As you travel the globe and uncover the plot, you'll enjoy two of Broken Sword's biggest strengths: sharp writing and a cast of memorable characters. The story is filled with funny, dramatic, and even touching moments, not to mention a rogues' gallery of colorful people. In Glastonbury, England, for example, George lands in the middle of a hilarious imbroglio involving a retired British Army colonel with a bad temper and a shotgun, his randy daughter who's run away from home to assert her womanhood, a monumentally pompous hippie who runs a New Age shop, and an Irish BBC TV host with an almost violent passion for poetry.

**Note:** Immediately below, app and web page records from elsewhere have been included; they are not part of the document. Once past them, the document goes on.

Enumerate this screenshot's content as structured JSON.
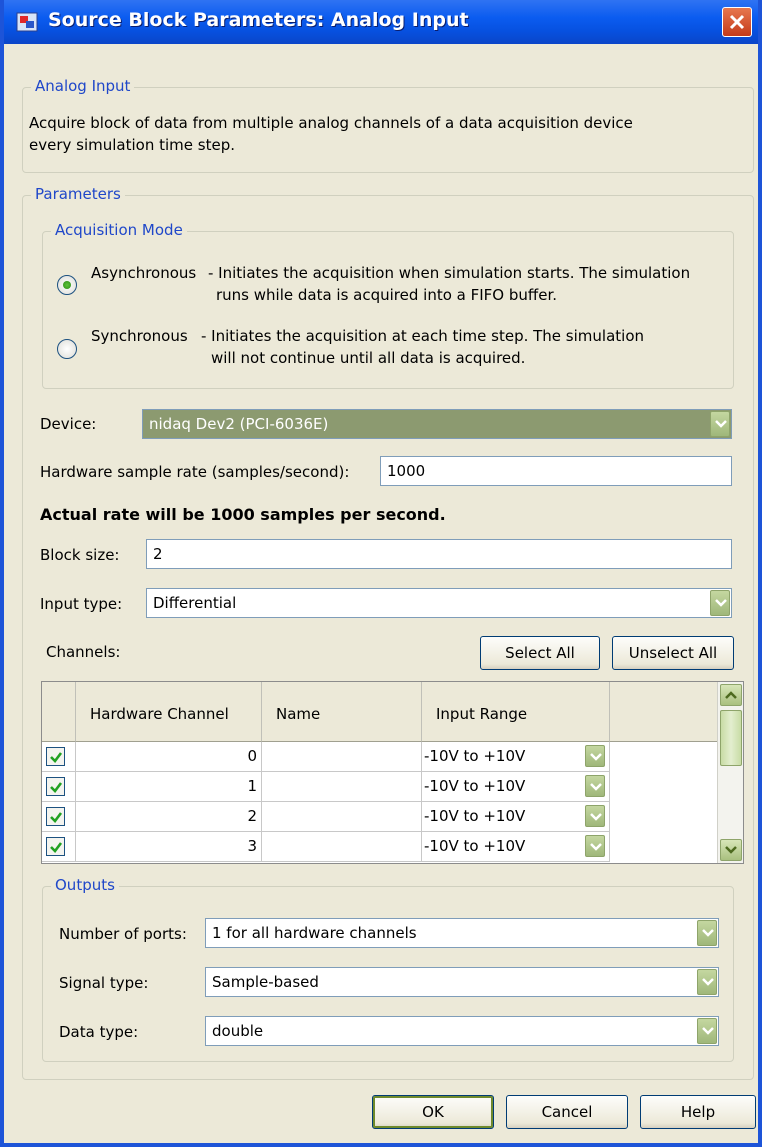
{
  "window": {
    "title": "Source Block Parameters: Analog Input"
  },
  "description_group": {
    "legend": "Analog Input",
    "line1": "Acquire block of data from multiple analog channels of a data acquisition device",
    "line2": "every simulation time step."
  },
  "parameters_group": {
    "legend": "Parameters"
  },
  "acquisition_mode": {
    "legend": "Acquisition Mode",
    "async_label": "Asynchronous",
    "async_desc1": "- Initiates the acquisition when simulation starts. The simulation",
    "async_desc2": "runs while data is acquired into a FIFO buffer.",
    "sync_label": "Synchronous",
    "sync_desc1": "- Initiates the acquisition at each time step. The simulation",
    "sync_desc2": "will not continue until all data is acquired.",
    "selected": "Asynchronous"
  },
  "device": {
    "label": "Device:",
    "value": "nidaq Dev2 (PCI-6036E)"
  },
  "sample_rate": {
    "label": "Hardware sample rate (samples/second):",
    "value": "1000",
    "actual_rate_text": "Actual rate will be 1000 samples per second."
  },
  "block_size": {
    "label": "Block size:",
    "value": "2"
  },
  "input_type": {
    "label": "Input type:",
    "value": "Differential"
  },
  "channels": {
    "label": "Channels:",
    "select_all": "Select All",
    "unselect_all": "Unselect All",
    "headers": {
      "hw_channel": "Hardware Channel",
      "name": "Name",
      "input_range": "Input Range"
    },
    "rows": [
      {
        "checked": true,
        "hw_channel": "0",
        "name": "",
        "input_range": "-10V to +10V"
      },
      {
        "checked": true,
        "hw_channel": "1",
        "name": "",
        "input_range": "-10V to +10V"
      },
      {
        "checked": true,
        "hw_channel": "2",
        "name": "",
        "input_range": "-10V to +10V"
      },
      {
        "checked": true,
        "hw_channel": "3",
        "name": "",
        "input_range": "-10V to +10V"
      }
    ]
  },
  "outputs": {
    "legend": "Outputs",
    "ports_label": "Number of ports:",
    "ports_value": "1 for all hardware channels",
    "signal_label": "Signal type:",
    "signal_value": "Sample-based",
    "data_label": "Data type:",
    "data_value": "double"
  },
  "buttons": {
    "ok": "OK",
    "cancel": "Cancel",
    "help": "Help"
  },
  "colors": {
    "titlebar": "#0b5cf0",
    "legend_text": "#1f47c9",
    "dialog_bg": "#ece9d8",
    "device_bg": "#8c9a70"
  }
}
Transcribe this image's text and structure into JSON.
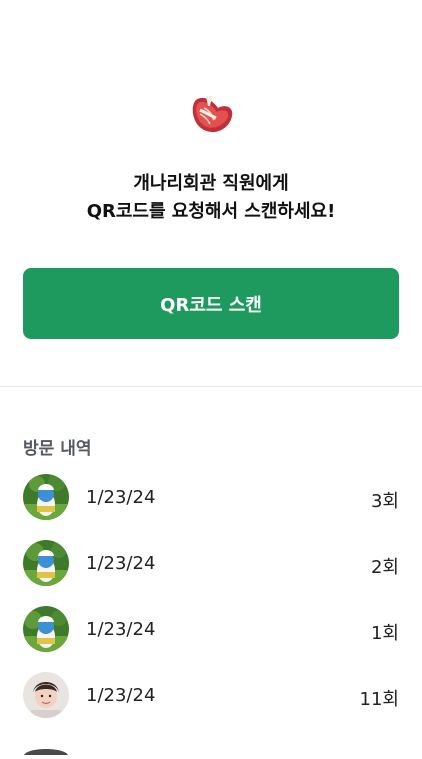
{
  "header": {
    "icon": "steak-icon",
    "line1": "개나리회관 직원에게",
    "line2": "QR코드를 요청해서 스캔하세요!"
  },
  "qr_button": {
    "label": "QR코드 스캔",
    "color": "#1f9a5f"
  },
  "visits": {
    "title": "방문 내역",
    "items": [
      {
        "date": "1/23/24",
        "count": "3회",
        "avatar": "smurf-avatar"
      },
      {
        "date": "1/23/24",
        "count": "2회",
        "avatar": "smurf-avatar"
      },
      {
        "date": "1/23/24",
        "count": "1회",
        "avatar": "smurf-avatar"
      },
      {
        "date": "1/23/24",
        "count": "11회",
        "avatar": "person-avatar"
      }
    ]
  }
}
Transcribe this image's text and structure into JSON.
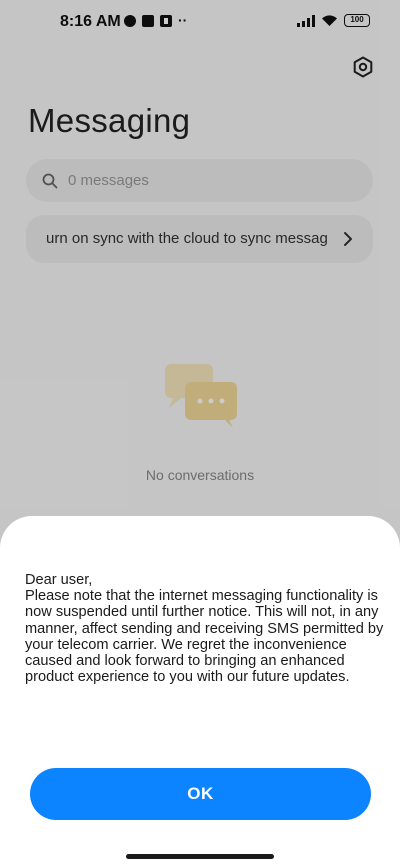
{
  "status_bar": {
    "time": "8:16 AM",
    "battery": "100",
    "more_indicator": "··"
  },
  "header": {
    "title": "Messaging",
    "settings_icon": "settings-hexagon-icon"
  },
  "search": {
    "placeholder": "0 messages",
    "icon": "search-icon"
  },
  "sync_banner": {
    "text": "urn on sync with the cloud to sync messag",
    "icon": "chevron-right-icon"
  },
  "empty_state": {
    "text": "No conversations",
    "icon": "chat-bubbles-icon"
  },
  "dialog": {
    "greeting": "Dear user,",
    "body": "Please note that the internet messaging functionality is now suspended until further notice. This will not, in any manner, affect sending and receiving SMS permitted by your telecom carrier. We regret the inconvenience caused and look forward to bringing an enhanced product experience to you with our future updates.",
    "ok_label": "OK"
  },
  "colors": {
    "accent": "#0d84ff",
    "illustration": "#f1d999"
  }
}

When you're not talking with these eccentric characters, you'll be solving puzzles. A few puzzles are really tough, but most of them are interesting and reasonably easy, too, making the game pretty newbie-friendly. Whether you're a first-timer or an adventure veteran, you'll likely tire of the omnipresent block puzzles, though, where you have to align crates or hunks of stone to create platforms for climbing. It's annoying, too, that you run across innumerable locked doors while searching for items. It wastes your time as you futilely try them all and also reduces the immersion by reminding you how linear the game really is as you're shunted down preset paths. Since the story and characters and locales are so much fun, though, it's hard to complain too loudly about these weaknesses.
Even if Broken Sword can at times be frustrating to play, it's a joy to behold. The graphics sure aren't cutting edge, but the attention to detail, vibrant colors, and smooth animations give the game its own attractive style. (The "idle" animations of Nico repeatedly brushing her shoulder or stretching are odd and distracting, though.) The wonderfully elegant and evocative soundtrack varies from bold fanfares to jaunty comic bits to pensive piano interludes to suit the locales and situations. The voice-overs really bring the game to life, too. By and large, the actors are really acting here instead of just lazily reading their lines like you find in so many games. Unfortunately, the voice-overs highlight the game's biggest flaw, a major sound bug. Occasionally, dialogue can cut out, a character will make two statements at the same time, or two characters will speak over each other entirely. This bug can ruin the mood or make it hard to know what on earth is going on when you miss vital dialogue.
It's a shame problems like that mar Broken Sword: The Sleeping Dragon. With its blend of cinematic style, 3D immersion, sharp writing, and likable characters, this is otherwise an adventure game that does the genre proud.